Since then, she has maintained a forward-looking focus, serving to rising skills discover platforms for his or her work. The primary main curatorial effort at her present job, titled “Otrxs Mundx,” featured 40 artists, lots of whom had by no means proven beforehand in a museum setting.

“What I feel is essential now’s that, at Museo Tamayo, she has been very near younger artists. She is all the time working with new generations,” stated Ana María Sánchez Sordo, one other outstanding curator in Mexico Metropolis and at present the supervisor of Galerie Nordenhake, which can have a sales space at Artwork Basel Miami Seaside this 12 months.

The 2021 version of Meridians will showcase numerous up-and-coming names, although Ms. Arriola stated coordinating was totally different from curating typical museum exhibits, that are often primarily based on a theme or supposed to function a retrospective of an artist’s profession. As a substitute, the show is a roundup of huge items that business galleries want to showcase.

“It actually takes form out of what the galleries ship,” she stated. “In some instances, after all, I’ve conversations that may orient issues, however the result’s mandated by no matter is put ahead.”

The initiatives that had been proposed this 12 months had been distinct from 2019, largely due to the pandemic, Ms. Arriola stated, and there have been fewer of them. Many artists had been pressured by the worldwide lockdown to work from their properties as a substitute of bigger studios and easily didn’t have the house to provide substantial objects.

She was additionally challenged to incorporate galleries from Central and South America, the place restoration from the pandemic has been slower than in the USA. “I did the identical reaching out to Latin American galleries,” she stated, “however persons are nonetheless catching up from two years in the past.”

Solely a kind of galleries can be current at Artwork Basel Miami Seaside: A Gentil Carioca, in Rio de Janeiro, will convey a two-dimensional piece by the Brazilian artist Maxwell Alexandre, depicting “Black our bodies on brown paper, exploring the colour brown’s sociopolitical connotation as a phrase to veil blackness,” based on the gallery’s description.

As a result of, by default, this 12 months’s present is heavy on galleries from the USA, it can mirror matters that dominated the social discourse within the nation over the previous 20 months, notably the Black Lives Matter motion.

“What you can see essentially the most are all these totally different proposals which might be coping with race points and sophistication points and energy points, which after all, are all by some means interlinked,” Ms. Arriola stated.

Among the many works that slot in that broad class are Todd Grey’s 14-part, 30-foot-long “Luxurious Reminiscences of Plundering Kings,” which examines the enduring fallout of colonialism and slavery (introduced by New York’s David Lewis gallery). Additionally, there’s a new portray, 20 ft lengthy and seven ft tall, by Conrad Egyir, a Detroit-based artist whose work mixes iconography from his native Ghana with references to present-day American tradition (introduced by the Jessica Silverman gallery of San Francisco).

There may be additionally one efficiency piece within the present: “Contract and Launch” by Brendan Fernandes, a sequence of six small sculptures impressed by a chair that Isamu Noguchi designed as a set piece for a 1944 ballet efficiency of “Appalachian Spring” by the Martha Graham Dance Firm.
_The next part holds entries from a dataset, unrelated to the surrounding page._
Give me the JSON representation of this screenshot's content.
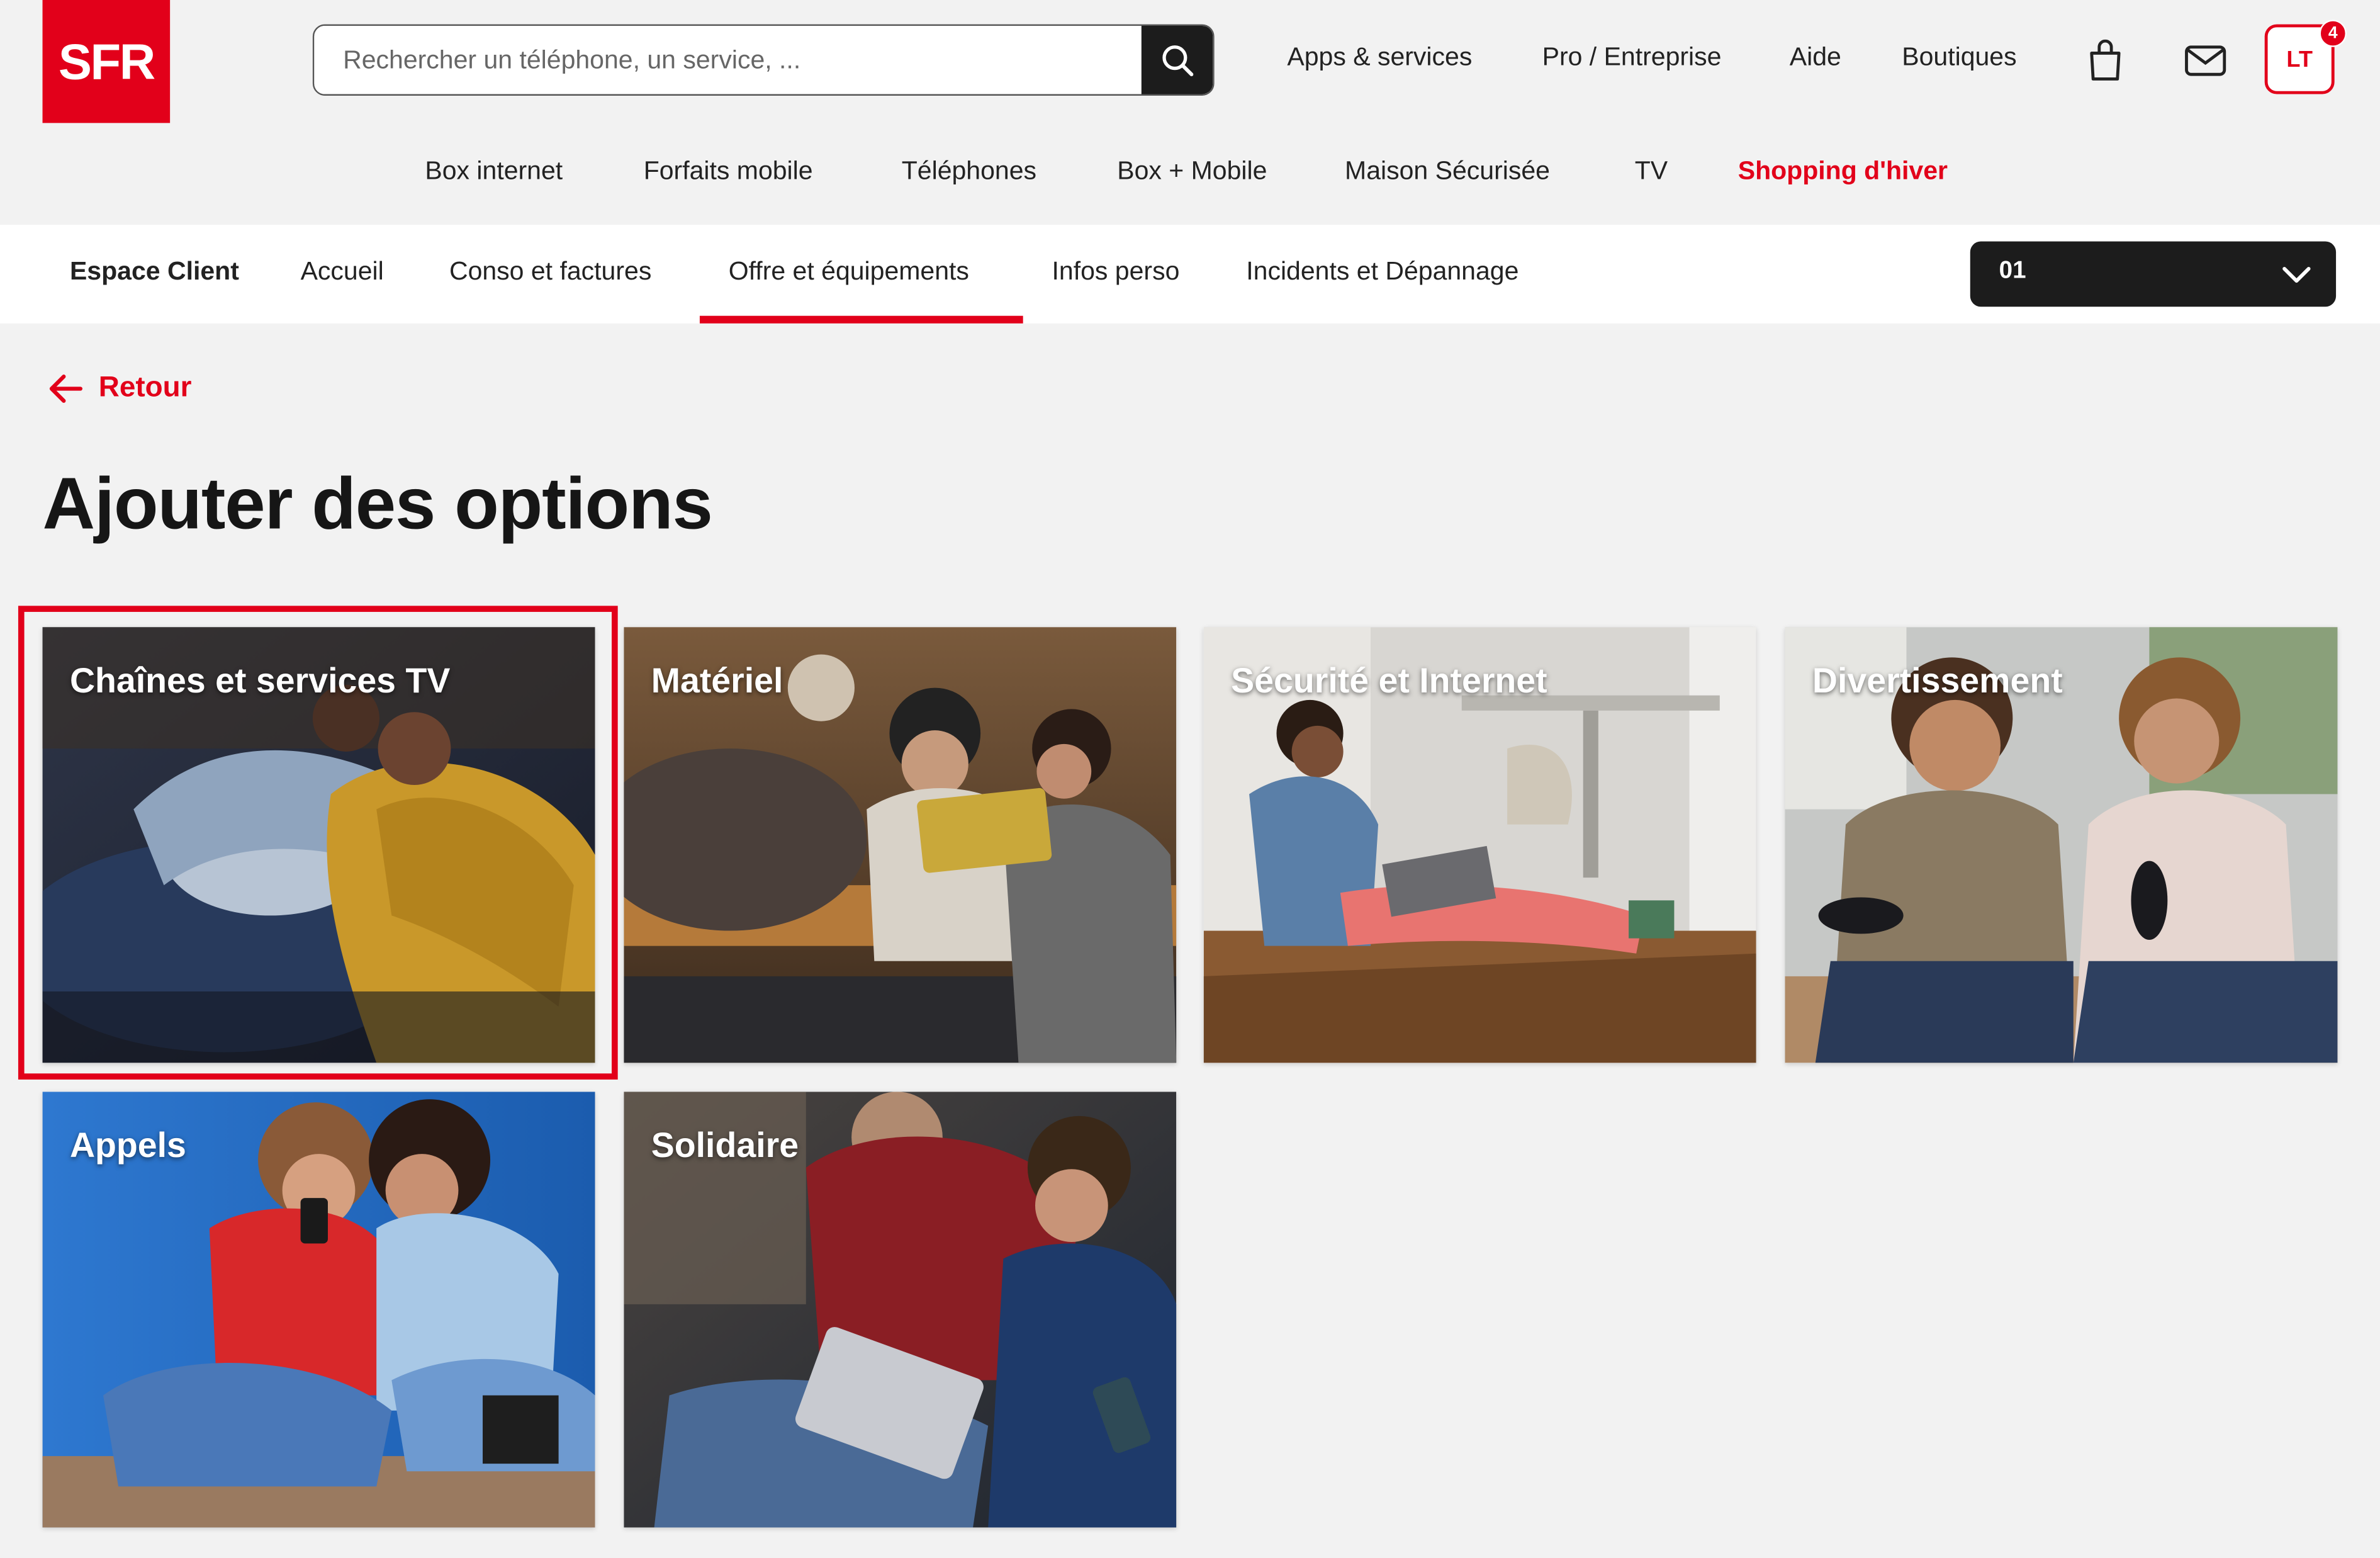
{
  "header": {
    "logo_text": "SFR",
    "search": {
      "placeholder": "Rechercher un téléphone, un service, ...",
      "icon": "search-icon"
    },
    "top_links": [
      "Apps & services",
      "Pro / Entreprise",
      "Aide",
      "Boutiques"
    ],
    "cart_icon": "shopping-bag-icon",
    "mail_icon": "mail-icon",
    "account": {
      "initials": "LT",
      "badge_count": "4"
    }
  },
  "main_nav": {
    "items": [
      "Box internet",
      "Forfaits mobile",
      "Téléphones",
      "Box + Mobile",
      "Maison Sécurisée",
      "TV",
      "Shopping d'hiver"
    ],
    "highlight_color": "#e2001a"
  },
  "client_bar": {
    "title": "Espace Client",
    "tabs": [
      "Accueil",
      "Conso et factures",
      "Offre et équipements",
      "Infos perso",
      "Incidents et Dépannage"
    ],
    "active_tab": "Offre et équipements",
    "line_selector": {
      "value": "01",
      "icon": "chevron-down-icon"
    }
  },
  "back": {
    "label": "Retour",
    "icon": "arrow-left-icon"
  },
  "page": {
    "title": "Ajouter des options"
  },
  "cards": [
    {
      "label": "Chaînes et services TV",
      "selected": true
    },
    {
      "label": "Matériel",
      "selected": false
    },
    {
      "label": "Sécurité et Internet",
      "selected": false
    },
    {
      "label": "Divertissement",
      "selected": false
    },
    {
      "label": "Appels",
      "selected": false
    },
    {
      "label": "Solidaire",
      "selected": false
    }
  ],
  "colors": {
    "brand_red": "#e2001a",
    "dark": "#1c1c1c",
    "background": "#f2f2f2"
  }
}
The prop was static, however Mr. Fernandes’ variations rock precariously and dancers will attempt to stability themselves upon them, investigating notions of freedom of motion and imposed restrictions. (The piece can be introduced by Chicago’s moniquemeloche gallery.)

“Contract and Launch” can be activated over about 538 sq. ft — more room than some total artwork truthful cubicles are allotted — and so it’s precisely the kind of work Meridians makes attainable at Artwork Basel Miami Seaside.

“It’s a very nice alternative to point out one thing which might solely in any other case be seen in a museum,” stated the gallery’s proprietor, Monique Meloche.